As incredible as it seems, a lot of people still take Otis Clay for granted. He was seminal in the explosive development of Chicago soul music in the 1960s, contributing such hits as “A Flame in Your Heart” and “Got to Find a Way”; unfortunately, it’s become nearly impossible these days to achieve mainstream commercial success with Clay’s brand of adult-oriented, soulful R & B. Nonetheless, he’s one of our most vital links to the glorious deep-soul era, a major artist of undiminished capacities. Clay’s band tends to change a lot, but he always manages to find the tightest, most tasteful group of horn players around. Especially impressive is trumpeter Bridgett Lockett, whose instrument sports a Dizzy Gillespie-style elevated bell and who has developed into one of the band’s most distinctive and melodic solists. Those who’ve never seen Clay anywhere but the north side are in for a treat: he’s fresh off a southern tour, and he should be fired up and ready to reclaim his old turf.
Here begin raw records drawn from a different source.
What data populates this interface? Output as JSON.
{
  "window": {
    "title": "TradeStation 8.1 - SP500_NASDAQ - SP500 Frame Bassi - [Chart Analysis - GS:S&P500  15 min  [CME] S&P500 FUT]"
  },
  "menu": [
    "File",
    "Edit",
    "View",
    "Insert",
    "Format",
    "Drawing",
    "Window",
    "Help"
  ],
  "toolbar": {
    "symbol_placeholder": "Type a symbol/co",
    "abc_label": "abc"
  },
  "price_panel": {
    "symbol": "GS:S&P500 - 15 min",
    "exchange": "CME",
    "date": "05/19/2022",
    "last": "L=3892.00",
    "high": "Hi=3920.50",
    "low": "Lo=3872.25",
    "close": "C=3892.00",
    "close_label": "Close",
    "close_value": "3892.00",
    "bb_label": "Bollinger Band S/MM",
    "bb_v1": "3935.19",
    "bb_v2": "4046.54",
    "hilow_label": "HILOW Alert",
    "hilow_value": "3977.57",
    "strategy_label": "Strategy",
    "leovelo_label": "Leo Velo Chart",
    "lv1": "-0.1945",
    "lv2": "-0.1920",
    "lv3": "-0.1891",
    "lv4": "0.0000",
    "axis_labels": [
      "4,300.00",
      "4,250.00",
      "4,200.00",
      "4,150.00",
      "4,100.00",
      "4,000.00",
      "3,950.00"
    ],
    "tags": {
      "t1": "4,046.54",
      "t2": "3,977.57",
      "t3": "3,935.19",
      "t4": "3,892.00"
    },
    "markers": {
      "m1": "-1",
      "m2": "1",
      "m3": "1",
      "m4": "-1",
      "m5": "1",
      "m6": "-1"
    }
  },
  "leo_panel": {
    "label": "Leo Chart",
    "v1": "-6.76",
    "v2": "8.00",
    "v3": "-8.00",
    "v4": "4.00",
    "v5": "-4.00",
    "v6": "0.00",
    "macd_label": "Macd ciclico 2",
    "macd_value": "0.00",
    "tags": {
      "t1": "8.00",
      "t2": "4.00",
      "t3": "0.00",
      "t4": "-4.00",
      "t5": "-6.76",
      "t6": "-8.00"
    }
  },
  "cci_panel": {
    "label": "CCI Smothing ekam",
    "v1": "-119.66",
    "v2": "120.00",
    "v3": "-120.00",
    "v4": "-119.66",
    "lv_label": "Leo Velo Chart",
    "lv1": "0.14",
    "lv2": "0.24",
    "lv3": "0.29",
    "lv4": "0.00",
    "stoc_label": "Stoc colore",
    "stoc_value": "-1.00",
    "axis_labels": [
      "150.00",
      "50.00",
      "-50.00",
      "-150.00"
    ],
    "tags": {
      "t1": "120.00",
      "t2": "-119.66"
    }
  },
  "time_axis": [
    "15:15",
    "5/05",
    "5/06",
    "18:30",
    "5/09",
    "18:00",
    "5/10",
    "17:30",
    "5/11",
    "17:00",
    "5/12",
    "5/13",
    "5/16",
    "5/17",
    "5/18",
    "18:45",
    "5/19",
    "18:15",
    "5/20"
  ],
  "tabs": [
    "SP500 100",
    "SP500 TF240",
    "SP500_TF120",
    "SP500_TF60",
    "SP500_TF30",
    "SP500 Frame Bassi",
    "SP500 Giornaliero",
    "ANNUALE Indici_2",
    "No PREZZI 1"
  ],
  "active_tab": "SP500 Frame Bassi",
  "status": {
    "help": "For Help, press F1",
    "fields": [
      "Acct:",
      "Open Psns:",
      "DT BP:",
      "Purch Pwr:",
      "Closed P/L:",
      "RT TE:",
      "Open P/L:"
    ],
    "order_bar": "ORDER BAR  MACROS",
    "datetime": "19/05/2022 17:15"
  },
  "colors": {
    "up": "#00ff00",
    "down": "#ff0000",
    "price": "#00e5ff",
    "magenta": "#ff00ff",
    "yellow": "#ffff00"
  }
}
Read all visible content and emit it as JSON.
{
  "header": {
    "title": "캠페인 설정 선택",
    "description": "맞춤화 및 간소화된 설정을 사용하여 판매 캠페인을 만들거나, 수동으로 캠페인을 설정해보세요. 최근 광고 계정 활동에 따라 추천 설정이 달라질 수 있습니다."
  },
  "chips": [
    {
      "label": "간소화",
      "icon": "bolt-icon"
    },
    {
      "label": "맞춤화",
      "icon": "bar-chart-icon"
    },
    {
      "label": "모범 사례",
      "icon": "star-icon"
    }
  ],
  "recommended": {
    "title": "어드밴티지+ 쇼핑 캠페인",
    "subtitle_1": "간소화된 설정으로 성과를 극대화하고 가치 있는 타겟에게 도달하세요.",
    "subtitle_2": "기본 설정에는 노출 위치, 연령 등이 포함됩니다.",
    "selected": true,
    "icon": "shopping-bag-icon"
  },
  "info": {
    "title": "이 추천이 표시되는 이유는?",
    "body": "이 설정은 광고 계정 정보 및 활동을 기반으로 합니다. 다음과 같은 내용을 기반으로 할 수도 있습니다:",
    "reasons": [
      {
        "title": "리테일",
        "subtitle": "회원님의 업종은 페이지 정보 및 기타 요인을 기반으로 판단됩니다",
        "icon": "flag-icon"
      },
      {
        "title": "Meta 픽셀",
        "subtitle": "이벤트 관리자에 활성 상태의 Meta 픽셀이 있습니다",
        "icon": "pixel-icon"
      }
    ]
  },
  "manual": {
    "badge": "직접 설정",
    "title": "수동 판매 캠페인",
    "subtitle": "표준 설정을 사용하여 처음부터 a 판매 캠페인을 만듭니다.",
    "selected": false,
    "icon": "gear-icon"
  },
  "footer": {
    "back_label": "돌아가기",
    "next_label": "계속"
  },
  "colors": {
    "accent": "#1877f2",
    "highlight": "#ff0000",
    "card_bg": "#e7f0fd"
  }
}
Saturday, Mr. G’s Supper Club, 1547 W. 87th; 445-2020.

Art accompanying story in printed newspaper (not available in this archive): photo/Larry Kodani.